The human touch

What a 17th-century alchemy text can teach us about good medicine

Alice LuThe essential role of the humanities in a science education is nothing new at MIT. Yet Alice Lu ’16 still surprises friends and family when she tells them about her recent independent study.

“When I tell people I’m working with a Newton manuscript, it’s not something they expect an MIT student to be doing” says Lu, a brain and cognitive sciences major who will attend medical school after MIT.

Lu first had the opportunity to work with the MIT Libraries’ special collections as a student in Assistant Professor Stephanie Frampton’s Media in Cultural Context class. Frampton has made “lab” sessions in the Institute Archives and Special Collections a critical part of her teaching.

Head of the Rare Books Program Stephen Skuce steered Lu toward one of the more distinctive items in the collections: a 61-page manuscript entitled The book of Nicholas Flamel conteining the explication of the hieroglyphical figures w[hi]ch he caused to be put on the Church of the SS. Innocents at Paris, translated from the French by Sir Isaac Newton.

Flamel, a 14th-century scribe and manuscript seller, was also an alchemist according to legend; his book describes figures from an ancient text, said to be alchemical symbols, that he commissioned for an arch in a Paris churchyard. Newton, considered the father of modern science, was fascinated by alchemy.Newton manuscript

“It’s an astonishing document and a centerpiece of our special collections,” says Skuce of the manuscript, given to the MIT Libraries by Sidney M. Edelstein ’32 in 1958.

After working with the manuscript for Frampton’s class, Lu began transcribing it, with her own annotations, as an independent study project. She hopes her searchable document can be an important resource for other students or scholars.

“It was surprisingly easy to read,” she says. “The preface is like a story: how [Flamel] came upon this book, his life, and the adventures he had.”

Lu knows well the value storytelling can bring to science: “Being a physician, you need to understand people’s stories; you have to know how to explain things and how to connect with people. When you’re studying just science, you don’t have that human aspect. Physicians have to balance the two.”

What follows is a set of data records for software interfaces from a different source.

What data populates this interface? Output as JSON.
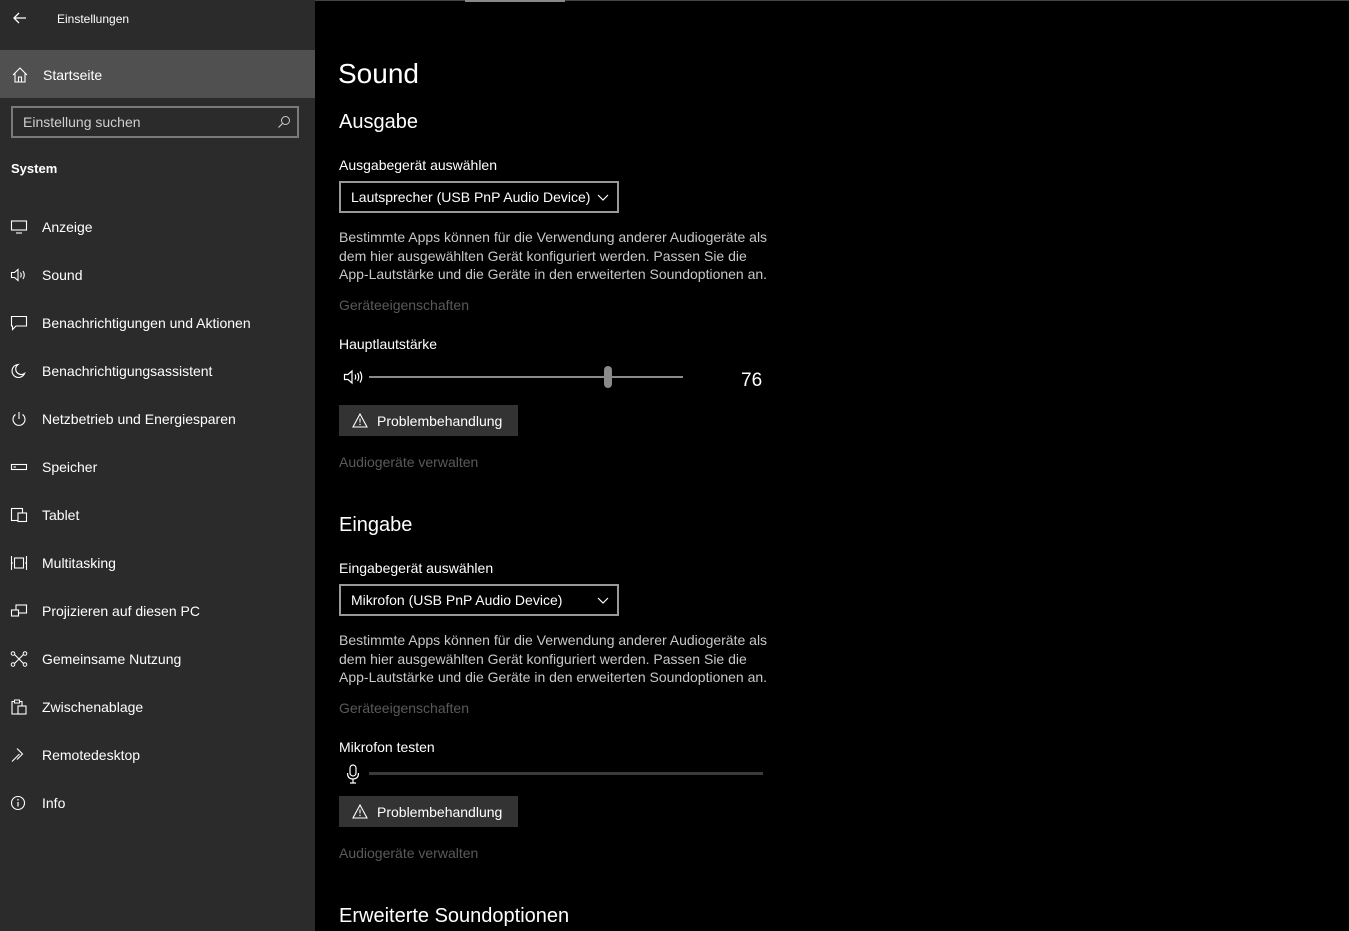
{
  "window": {
    "title": "Einstellungen"
  },
  "sidebar": {
    "home_label": "Startseite",
    "search": {
      "placeholder": "Einstellung suchen"
    },
    "section": "System",
    "items": [
      {
        "label": "Anzeige",
        "icon": "monitor-icon"
      },
      {
        "label": "Sound",
        "icon": "speaker-icon"
      },
      {
        "label": "Benachrichtigungen und Aktionen",
        "icon": "notification-icon"
      },
      {
        "label": "Benachrichtigungsassistent",
        "icon": "moon-icon"
      },
      {
        "label": "Netzbetrieb und Energiesparen",
        "icon": "power-icon"
      },
      {
        "label": "Speicher",
        "icon": "storage-icon"
      },
      {
        "label": "Tablet",
        "icon": "tablet-icon"
      },
      {
        "label": "Multitasking",
        "icon": "multitasking-icon"
      },
      {
        "label": "Projizieren auf diesen PC",
        "icon": "project-icon"
      },
      {
        "label": "Gemeinsame Nutzung",
        "icon": "share-icon"
      },
      {
        "label": "Zwischenablage",
        "icon": "clipboard-icon"
      },
      {
        "label": "Remotedesktop",
        "icon": "remote-icon"
      },
      {
        "label": "Info",
        "icon": "info-icon"
      }
    ]
  },
  "main": {
    "title": "Sound",
    "output": {
      "heading": "Ausgabe",
      "device_label": "Ausgabegerät auswählen",
      "device_value": "Lautsprecher (USB PnP Audio Device)",
      "description": "Bestimmte Apps können für die Verwendung anderer Audiogeräte als dem hier ausgewählten Gerät konfiguriert werden. Passen Sie die App-Lautstärke und die Geräte in den erweiterten Soundoptionen an.",
      "properties_link": "Geräteeigenschaften",
      "volume_label": "Hauptlautstärke",
      "volume_value": "76",
      "volume_level": 76,
      "troubleshoot_label": "Problembehandlung",
      "manage_link": "Audiogeräte verwalten"
    },
    "input": {
      "heading": "Eingabe",
      "device_label": "Eingabegerät auswählen",
      "device_value": "Mikrofon (USB PnP Audio Device)",
      "description": "Bestimmte Apps können für die Verwendung anderer Audiogeräte als dem hier ausgewählten Gerät konfiguriert werden. Passen Sie die App-Lautstärke und die Geräte in den erweiterten Soundoptionen an.",
      "properties_link": "Geräteeigenschaften",
      "test_label": "Mikrofon testen",
      "mic_level": 0,
      "troubleshoot_label": "Problembehandlung",
      "manage_link": "Audiogeräte verwalten"
    },
    "advanced_heading": "Erweiterte Soundoptionen"
  },
  "colors": {
    "sidebar_bg": "#2b2b2b",
    "selected_bg": "#505050",
    "main_bg": "#000000",
    "disabled_text": "#5a5a5a",
    "button_bg": "#333333"
  }
}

And, as Lu discovered working with the text, towering figures in science history can be relatable, too. “When Newton crosses things out, I feel like I can figure out his train of thought,” she says. “He made a lot of mistakes.”